As a whole, Scapin doesn’t seem to have a sense of its own purpose. By the time intermission rolls around, the plot has basically been resolved. It’s not until after the characters return that the real complications are added, retroactively justifying the lack of an early curtain call. I think of myself as a fairly perceptive theatregoer and I’m still not entirely sure why one of the two sons needed his fathers’ money. Which characters are we actually supposed to like? What’s actually at stake in Act II? There are problems like that throughout the production (how did Argante learn he was swindled, while we’re on the subject?) and most of them don’t seem to be answered.
Near the end of the play, there’s a chase scene that sums up everything that is great and everything that is disappointing about Scapin. The chase occurs because, as Scapin puts it so eloquently, “Comedy demands it.” What ensues is something straight out of the Benny Hill playbook, with everyone chasing everyone else by the time the scene is done, some gratuitous sword fights, and a lot of door opening. It’s several minutes of nonstop laughter, and the fact that the pretense (Scapin attempts to avoid a sudden enforced marriage) is so thin doesn’t really matter. But the scene goes on for quite some time, and partway through it Scapin is being hidden by the one person who he’s actually running from. And yet there’s still more chasing because it’s a chance for funny actors to keep being funny. There’s a fine line between something being absurd and something that doesn’t make sense, and Scapin leaps gleefully over that line and keeps on running.

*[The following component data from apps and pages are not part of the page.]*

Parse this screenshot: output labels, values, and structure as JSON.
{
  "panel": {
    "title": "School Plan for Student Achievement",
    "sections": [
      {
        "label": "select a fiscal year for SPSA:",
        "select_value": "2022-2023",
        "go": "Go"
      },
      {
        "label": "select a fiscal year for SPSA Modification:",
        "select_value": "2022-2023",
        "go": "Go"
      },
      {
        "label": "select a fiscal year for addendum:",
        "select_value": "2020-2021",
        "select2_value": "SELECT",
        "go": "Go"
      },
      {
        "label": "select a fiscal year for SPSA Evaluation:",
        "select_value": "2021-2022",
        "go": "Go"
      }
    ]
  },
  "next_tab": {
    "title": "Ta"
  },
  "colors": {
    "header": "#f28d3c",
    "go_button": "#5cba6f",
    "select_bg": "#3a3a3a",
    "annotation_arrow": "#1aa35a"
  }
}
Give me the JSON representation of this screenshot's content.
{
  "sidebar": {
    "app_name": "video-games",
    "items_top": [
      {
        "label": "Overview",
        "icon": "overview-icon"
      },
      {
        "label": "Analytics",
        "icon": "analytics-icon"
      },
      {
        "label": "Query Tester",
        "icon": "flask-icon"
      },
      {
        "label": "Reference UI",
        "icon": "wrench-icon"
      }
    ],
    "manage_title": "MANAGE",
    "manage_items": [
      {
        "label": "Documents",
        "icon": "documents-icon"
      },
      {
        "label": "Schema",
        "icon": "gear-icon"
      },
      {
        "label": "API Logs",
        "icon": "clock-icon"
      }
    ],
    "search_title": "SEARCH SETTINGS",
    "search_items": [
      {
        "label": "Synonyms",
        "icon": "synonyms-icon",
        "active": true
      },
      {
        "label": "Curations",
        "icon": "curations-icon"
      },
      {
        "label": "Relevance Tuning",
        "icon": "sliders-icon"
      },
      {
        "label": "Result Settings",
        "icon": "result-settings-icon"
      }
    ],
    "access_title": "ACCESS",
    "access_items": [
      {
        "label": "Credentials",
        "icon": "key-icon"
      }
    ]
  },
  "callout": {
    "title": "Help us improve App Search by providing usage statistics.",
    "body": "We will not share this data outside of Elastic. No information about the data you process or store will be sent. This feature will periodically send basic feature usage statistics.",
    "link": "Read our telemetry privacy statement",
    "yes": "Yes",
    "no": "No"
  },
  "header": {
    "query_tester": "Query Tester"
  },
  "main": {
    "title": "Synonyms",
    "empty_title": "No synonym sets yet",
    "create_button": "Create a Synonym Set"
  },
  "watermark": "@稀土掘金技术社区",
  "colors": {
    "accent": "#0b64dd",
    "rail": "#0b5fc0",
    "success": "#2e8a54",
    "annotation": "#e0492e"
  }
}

As a result, Scapin is a difficult show to sum up. It’s funny, and in the words of another audience member, “I didn’t not enjoy myself.” Scapin is a decently enjoyable two hours, and the great tragedy is that it feels like it could have been much more than that.
Running Time: Two hours long, with one fifteen-minute intermission.